- At a high level, there are more opportunities for automation as companies look to cut costs and stay competitive.
- As teams become more distributed and need to maintain social distance, we will look to robots or computer vision-enabled systems to fulfill important human-facing tasks.
- As eCommerce adoption accelerates, we will require a wide swath of warehouse and logistics automation tools.
- As healthcare moves to a telemedicine-first model, AI-based diagnostics/triage/support will become more widely adopted.
Updates to my “6 Laws”
The one notable change is that “Voice is the new UI” has been replaced by “Clear ROI and value-based pricing” (slide 17). While the proliferation of voice assistants has been significant, there have been very few meaningful applications or use cases, as I discussed previously. The one change I am seeing is that companies are increasingly attempting to prove a clear ROI for their end customers and tying pricing to value. A great example of this is Redwood City-based Opsani which offers cloud infrastructure cost optimization software. By charging their customers only a percentage of the cost savings their software offers, Opsani clearly ties cost and value, making adoption a no-brainer. Cloud cost optimization is a category I continue to be intrigued by as development teams move to a new paradigm of CI/CD/CO (continuous integration, delivery, AND optimization) on multi-cloud architecture.

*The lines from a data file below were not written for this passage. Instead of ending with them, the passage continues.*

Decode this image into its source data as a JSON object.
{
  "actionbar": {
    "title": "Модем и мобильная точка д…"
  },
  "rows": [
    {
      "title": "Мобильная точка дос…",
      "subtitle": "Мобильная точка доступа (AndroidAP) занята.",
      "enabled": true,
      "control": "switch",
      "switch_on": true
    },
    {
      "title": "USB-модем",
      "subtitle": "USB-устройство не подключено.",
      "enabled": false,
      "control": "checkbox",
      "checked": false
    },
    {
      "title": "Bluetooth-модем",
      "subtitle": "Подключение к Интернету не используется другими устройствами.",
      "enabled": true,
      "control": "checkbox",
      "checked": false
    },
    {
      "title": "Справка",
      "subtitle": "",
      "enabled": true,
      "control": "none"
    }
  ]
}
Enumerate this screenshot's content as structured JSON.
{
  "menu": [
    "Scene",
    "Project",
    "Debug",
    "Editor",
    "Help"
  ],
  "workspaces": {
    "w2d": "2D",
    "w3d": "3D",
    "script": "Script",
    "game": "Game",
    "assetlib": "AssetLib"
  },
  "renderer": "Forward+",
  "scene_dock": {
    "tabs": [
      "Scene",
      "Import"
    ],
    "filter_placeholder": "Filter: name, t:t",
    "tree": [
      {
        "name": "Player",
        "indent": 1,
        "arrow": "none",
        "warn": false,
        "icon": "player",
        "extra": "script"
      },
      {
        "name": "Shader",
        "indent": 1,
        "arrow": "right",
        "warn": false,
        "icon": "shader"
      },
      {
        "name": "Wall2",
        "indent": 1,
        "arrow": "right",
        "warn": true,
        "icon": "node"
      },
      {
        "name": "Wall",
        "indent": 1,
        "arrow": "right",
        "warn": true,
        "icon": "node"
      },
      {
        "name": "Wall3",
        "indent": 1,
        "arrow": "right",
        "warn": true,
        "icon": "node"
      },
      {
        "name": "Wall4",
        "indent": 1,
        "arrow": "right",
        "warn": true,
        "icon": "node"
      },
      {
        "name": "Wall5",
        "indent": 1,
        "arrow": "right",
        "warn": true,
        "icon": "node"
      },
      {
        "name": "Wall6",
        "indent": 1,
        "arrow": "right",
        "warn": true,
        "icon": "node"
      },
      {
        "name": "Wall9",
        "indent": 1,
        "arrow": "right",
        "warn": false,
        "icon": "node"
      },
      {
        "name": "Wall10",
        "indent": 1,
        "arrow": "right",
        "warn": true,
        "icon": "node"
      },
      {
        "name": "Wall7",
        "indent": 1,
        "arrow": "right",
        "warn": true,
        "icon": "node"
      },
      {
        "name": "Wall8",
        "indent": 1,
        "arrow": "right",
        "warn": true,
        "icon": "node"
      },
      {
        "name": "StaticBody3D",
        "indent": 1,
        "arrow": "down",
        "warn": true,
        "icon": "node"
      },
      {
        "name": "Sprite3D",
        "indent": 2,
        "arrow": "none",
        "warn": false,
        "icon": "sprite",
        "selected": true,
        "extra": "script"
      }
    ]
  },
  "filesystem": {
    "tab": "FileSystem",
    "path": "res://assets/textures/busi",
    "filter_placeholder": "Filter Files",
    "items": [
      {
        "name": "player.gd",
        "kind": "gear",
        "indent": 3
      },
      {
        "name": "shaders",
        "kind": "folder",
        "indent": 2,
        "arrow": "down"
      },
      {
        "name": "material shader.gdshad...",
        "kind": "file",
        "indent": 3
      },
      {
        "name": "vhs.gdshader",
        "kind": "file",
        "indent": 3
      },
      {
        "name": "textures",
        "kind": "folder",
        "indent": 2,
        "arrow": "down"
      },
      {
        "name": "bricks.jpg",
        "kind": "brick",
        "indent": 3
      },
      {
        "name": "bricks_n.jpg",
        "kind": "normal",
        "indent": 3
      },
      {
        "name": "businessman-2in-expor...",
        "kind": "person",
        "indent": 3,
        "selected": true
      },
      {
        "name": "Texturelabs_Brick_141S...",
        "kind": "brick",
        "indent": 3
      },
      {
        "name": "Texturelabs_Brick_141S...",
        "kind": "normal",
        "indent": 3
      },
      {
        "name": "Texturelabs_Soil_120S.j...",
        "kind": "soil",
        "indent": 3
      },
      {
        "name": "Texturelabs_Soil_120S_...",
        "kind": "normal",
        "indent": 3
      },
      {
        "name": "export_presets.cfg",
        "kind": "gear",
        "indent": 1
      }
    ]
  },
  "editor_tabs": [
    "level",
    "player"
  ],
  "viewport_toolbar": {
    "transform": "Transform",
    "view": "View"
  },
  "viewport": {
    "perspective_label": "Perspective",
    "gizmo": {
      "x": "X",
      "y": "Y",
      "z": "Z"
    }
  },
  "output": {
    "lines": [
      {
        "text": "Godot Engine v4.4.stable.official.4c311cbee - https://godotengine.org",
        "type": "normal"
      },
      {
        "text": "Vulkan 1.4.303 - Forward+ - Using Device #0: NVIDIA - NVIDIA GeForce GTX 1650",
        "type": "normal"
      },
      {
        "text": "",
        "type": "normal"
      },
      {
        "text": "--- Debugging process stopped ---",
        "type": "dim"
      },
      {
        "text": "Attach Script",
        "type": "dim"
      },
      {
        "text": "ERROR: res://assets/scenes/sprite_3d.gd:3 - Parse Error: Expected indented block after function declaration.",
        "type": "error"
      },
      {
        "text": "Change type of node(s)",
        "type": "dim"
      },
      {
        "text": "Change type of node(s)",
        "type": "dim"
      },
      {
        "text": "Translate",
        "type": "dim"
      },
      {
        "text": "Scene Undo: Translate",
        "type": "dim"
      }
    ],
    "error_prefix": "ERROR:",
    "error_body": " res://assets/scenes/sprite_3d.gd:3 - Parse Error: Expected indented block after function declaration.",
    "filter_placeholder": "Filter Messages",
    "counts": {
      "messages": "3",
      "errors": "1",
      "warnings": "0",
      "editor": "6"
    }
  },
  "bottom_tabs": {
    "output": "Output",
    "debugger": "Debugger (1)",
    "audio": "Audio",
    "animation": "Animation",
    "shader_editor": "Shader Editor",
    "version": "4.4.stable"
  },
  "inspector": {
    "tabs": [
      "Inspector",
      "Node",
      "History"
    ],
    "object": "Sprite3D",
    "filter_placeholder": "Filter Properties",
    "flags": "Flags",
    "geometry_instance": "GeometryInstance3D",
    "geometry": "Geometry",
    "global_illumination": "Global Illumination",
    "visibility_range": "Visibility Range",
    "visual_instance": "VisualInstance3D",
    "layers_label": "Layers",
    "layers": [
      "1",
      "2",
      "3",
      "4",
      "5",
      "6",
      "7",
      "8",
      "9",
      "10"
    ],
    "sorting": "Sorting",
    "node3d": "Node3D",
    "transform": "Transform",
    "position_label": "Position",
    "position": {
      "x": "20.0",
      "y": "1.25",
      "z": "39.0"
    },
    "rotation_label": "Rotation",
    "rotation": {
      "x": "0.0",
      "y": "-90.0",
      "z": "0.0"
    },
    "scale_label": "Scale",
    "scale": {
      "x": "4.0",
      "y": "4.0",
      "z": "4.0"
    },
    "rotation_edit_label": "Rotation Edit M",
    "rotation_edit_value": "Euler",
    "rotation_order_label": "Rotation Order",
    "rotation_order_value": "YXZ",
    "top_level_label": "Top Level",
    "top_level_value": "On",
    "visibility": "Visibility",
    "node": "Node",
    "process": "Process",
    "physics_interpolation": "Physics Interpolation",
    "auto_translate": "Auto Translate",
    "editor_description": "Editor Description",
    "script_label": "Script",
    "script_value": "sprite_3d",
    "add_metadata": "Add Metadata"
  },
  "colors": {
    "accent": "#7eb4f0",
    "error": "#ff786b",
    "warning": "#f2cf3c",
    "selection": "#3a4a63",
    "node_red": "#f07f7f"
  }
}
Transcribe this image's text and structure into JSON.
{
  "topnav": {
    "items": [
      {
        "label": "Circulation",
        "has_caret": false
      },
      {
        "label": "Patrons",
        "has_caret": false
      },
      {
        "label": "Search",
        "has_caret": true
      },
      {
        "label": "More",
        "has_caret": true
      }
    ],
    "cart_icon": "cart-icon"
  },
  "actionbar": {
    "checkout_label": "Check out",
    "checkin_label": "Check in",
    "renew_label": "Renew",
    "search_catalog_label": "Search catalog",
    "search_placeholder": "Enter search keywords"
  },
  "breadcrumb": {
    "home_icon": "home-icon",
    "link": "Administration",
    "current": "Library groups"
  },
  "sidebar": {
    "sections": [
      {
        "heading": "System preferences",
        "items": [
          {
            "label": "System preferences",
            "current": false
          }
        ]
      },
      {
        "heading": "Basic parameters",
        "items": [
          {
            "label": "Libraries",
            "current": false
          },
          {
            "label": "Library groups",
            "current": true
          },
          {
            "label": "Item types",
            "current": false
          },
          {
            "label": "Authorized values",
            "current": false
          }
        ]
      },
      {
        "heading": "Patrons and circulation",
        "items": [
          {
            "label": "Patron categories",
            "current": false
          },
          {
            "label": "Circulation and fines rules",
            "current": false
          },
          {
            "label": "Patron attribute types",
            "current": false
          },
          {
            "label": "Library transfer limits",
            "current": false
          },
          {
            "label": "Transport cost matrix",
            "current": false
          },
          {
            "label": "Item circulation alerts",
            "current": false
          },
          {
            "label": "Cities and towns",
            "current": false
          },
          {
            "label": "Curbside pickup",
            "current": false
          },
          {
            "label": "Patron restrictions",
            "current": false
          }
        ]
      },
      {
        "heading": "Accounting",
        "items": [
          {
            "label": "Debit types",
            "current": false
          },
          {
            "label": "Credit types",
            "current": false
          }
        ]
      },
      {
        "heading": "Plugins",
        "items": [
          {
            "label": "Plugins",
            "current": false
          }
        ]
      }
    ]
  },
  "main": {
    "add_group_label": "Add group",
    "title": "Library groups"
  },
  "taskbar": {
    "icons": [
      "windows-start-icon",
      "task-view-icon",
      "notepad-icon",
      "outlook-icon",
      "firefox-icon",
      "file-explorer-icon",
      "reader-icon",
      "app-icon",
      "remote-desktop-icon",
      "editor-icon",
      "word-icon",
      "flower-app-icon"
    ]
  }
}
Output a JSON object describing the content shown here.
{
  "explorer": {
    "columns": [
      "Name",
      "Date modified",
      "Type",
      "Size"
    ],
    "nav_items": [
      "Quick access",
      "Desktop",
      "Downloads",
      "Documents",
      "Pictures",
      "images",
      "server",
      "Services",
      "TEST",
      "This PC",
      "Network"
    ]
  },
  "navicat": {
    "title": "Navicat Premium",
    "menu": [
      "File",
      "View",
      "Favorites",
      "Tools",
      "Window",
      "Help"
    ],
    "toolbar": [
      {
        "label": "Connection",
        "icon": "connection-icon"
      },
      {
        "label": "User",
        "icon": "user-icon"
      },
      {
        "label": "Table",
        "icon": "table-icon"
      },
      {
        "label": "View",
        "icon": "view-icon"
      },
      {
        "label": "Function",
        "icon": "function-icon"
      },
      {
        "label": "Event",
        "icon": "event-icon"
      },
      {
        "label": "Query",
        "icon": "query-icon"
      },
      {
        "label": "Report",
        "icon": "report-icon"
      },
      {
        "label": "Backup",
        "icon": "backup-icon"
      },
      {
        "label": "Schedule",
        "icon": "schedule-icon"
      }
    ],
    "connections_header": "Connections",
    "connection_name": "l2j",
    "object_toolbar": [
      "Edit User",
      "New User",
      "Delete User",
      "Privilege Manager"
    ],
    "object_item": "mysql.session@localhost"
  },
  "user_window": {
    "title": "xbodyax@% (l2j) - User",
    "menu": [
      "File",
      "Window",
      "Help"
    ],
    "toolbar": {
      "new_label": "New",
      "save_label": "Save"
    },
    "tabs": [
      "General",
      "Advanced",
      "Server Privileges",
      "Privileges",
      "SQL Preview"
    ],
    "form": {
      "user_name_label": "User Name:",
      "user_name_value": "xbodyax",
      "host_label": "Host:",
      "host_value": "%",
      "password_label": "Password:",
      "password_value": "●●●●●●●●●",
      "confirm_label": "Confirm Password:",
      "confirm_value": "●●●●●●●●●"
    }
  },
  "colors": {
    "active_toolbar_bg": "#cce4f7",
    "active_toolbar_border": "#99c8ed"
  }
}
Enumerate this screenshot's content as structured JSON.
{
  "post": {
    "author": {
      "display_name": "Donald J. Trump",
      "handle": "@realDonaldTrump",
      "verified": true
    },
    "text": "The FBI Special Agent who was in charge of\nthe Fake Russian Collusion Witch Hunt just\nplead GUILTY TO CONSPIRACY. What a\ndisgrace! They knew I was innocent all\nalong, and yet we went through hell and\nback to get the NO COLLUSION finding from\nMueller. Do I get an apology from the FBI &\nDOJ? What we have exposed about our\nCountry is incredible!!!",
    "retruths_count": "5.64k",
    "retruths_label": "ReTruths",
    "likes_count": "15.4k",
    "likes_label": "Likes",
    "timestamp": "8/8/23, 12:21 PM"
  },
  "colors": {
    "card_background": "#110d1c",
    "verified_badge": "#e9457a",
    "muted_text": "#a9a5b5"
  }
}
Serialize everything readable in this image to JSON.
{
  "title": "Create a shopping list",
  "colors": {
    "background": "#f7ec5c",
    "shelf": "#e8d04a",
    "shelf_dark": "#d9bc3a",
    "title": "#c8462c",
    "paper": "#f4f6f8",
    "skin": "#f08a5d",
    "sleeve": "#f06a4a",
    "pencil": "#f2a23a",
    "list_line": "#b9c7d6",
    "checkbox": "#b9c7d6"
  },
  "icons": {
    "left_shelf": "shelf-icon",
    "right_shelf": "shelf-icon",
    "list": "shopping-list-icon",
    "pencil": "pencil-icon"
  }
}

Overall, as AI has gone from scientific novelty to a core part of the enterprise software stack, buyers rightfully care less about fancy buzzwords and cool tech and more about actual business ROI.